Highlanders in the News: Week of August 8
Every week, our Highlanders are using their education to do extraordinary things. Here, we’ll highlight some notable mentions from local, regional, national and international news media. Whether our students, alumni, faculty and staff are featured as subject matter experts in high-profile stories or simply helping make the world a better place, we’ll feature their stories.
The ‘views’ brothers
YouTube now hosts more than 51 million channels on its platform, according to Tubics.com.
At the same time, however, only about 29,000 of those user accounts have more than 1 million subscribers.
That means a fairly small percentage of the existing channels – roughly 0.057% – have actually reached the standard benchmark at which recording and uploading videos becomes, more or less, a lucrative full-time job.
All of this is merely to illustrate that competition for YouTube viewers is fierce and intensifying by the day, and it underscores the accomplishments of Ben Carlin ’12 and his brother, Jonathan Carlin.
They’re the creators and hosts of the channel Super Carlin Brothers, which offers twice-weekly videos that give viewers the siblings’ insights into pop culture topics like Disney and Pixar, Star Wars and the Marvel Cinematic Universe, Harry Potter and the Fantastic Beasts and more.
Since joining the streaming video service in April 2012, the Super Carlin Brothers channel has amassed some 2.17 million subscribers, and its library of more than 1,270 videos has generated approximately 667,000,000 total views.
Meanwhile, the siblings’ newer offshoot offerings, such as “Super Carlin Gaming,” with about 82,000 subscribers, and “Popcorn Culture” and “With the Carlins,” each with about 14,000 subscribers, are growing endeavors as well.
The brothers’ dad, longtime WSLS-TV anchor John Carlin, recently produced a news report about their work.
His piece, “Hey, Brother,” went online July 27 and gives an insider’s view on how they got their start, then later stumbled onto the big break that sent them into the YouTube stratosphere.
It also covers their unusual method for staying active on the job (spoiler warning: they’ve mounted standing desks atop treadmills, so they can get their steps in while working), as well as their hopes for the future of their channel.
“The goal is to continue to get to do it. Day in, day out. Week in, week out. Year after year,” Ben told WSLS-TV.
A July 30 story by WFXR news discusses an emerging designer opioid called protonitazene with a growing profile of late and which recently turned up during an investigation in Campbell County.
In writing about the drug, the Roanoke station called upon Radford University Chemistry Professor Kimberly Lane, Ph.D., for her insights.
Lane told WFXR that the new drug is three times more potent than fentanyl and that it binds more tightly to receptors in the brain. As a result, victims of protonitazene overdose require elevated levels of Narcan for resuscitation.

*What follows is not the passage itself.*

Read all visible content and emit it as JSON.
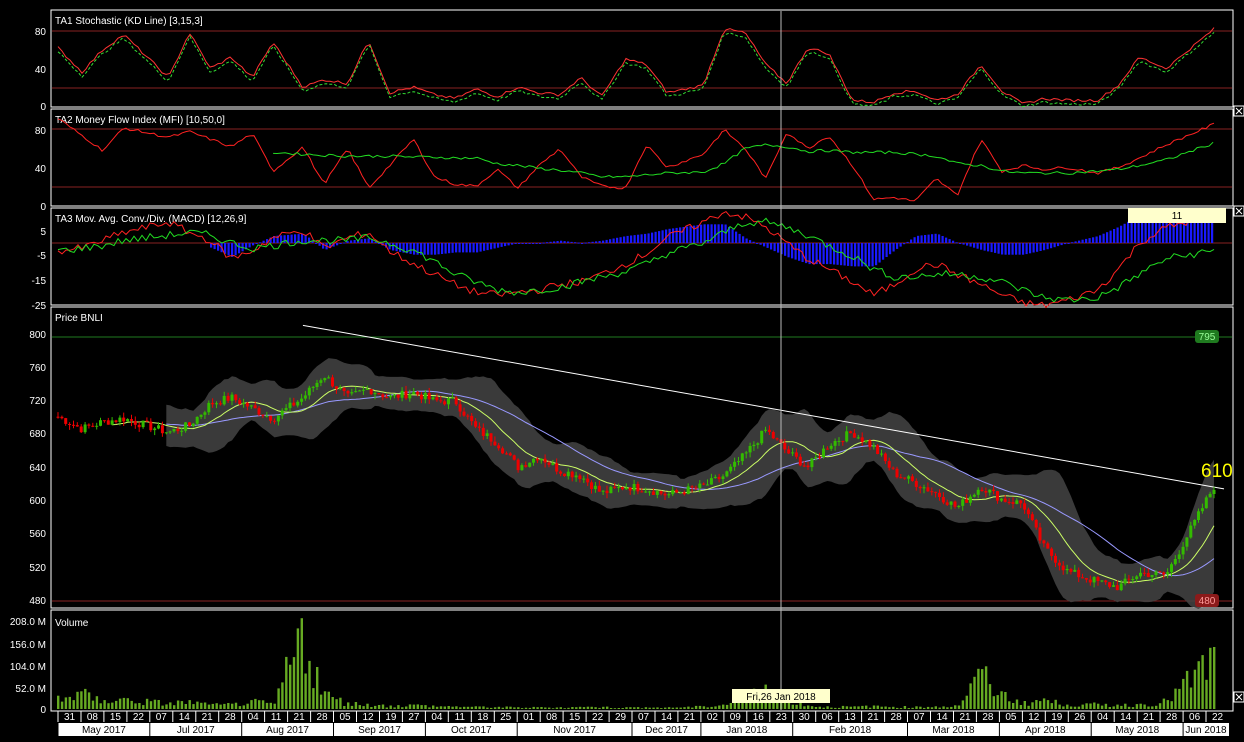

“It takes more to basically dissociate or kick it off of the receptor,” Lane said.
“I first heard about this maybe a year ago, and really it’s starting to become more of a concern just in the last two, three months,” she added.
“Because it’s a fairly new drug, they’re still looking at how it binds and what that might look like.”
In her academic work, Lane often examines the intersection between protein structure and function.
“My research focuses on the use of protein structure in the understanding of how proteins bind to their natural ligands and inhibitors, as well as in the design of new drug molecules,” she has written. “I am especially interested in proteins associated with cancer, cancer chemotherapies and chemotherapy side effects.”
Officials from Radford University’s emergency management office were among several local teams that took part in active threat training in July and August, according to a round of recent media stories.
The programs were led by Louisiana State University’s National Center for Biomedical Research and Training and the Academy of CounterTerrorist Education, or LSU-NCBRT/ACE for short.
According to a July 29 report by WSLS-TV, emergency workers from the university joined groups that included the Radford City Police Department, Radford Fire and Rescue Department and other agencies.
Phase one was called “Active Threat Integrated Response Care,” and it sought to enhance both medical skills and communication between agencies that would respond to active threat scenarios.
“These exercises … give participants experience working under duress during an active threat event in order to develop and solidify critical decision-making skills,” according to an Aug. 1 story in The Roanoke Times.
The second phase covered active threats on campus and was joined by members of Radford City Public Schools and multiple law enforcement agencies. Force-on-force training occurred at Radford High School and was also reported by an Aug. 2 article in the Radford News Journal.
“These training programs are an important part of our plan to respond to and recover from any type of crisis which may occur at the university or within the Radford community,” Radford University Chief of Police Eric Plummer, Ph.D., recently told Highlanders in the News.
“It is also important to train with our city counterparts in an effort to maintain readiness and our ability to maintain a safe and effective living, learning and working environment for our Highlander community.”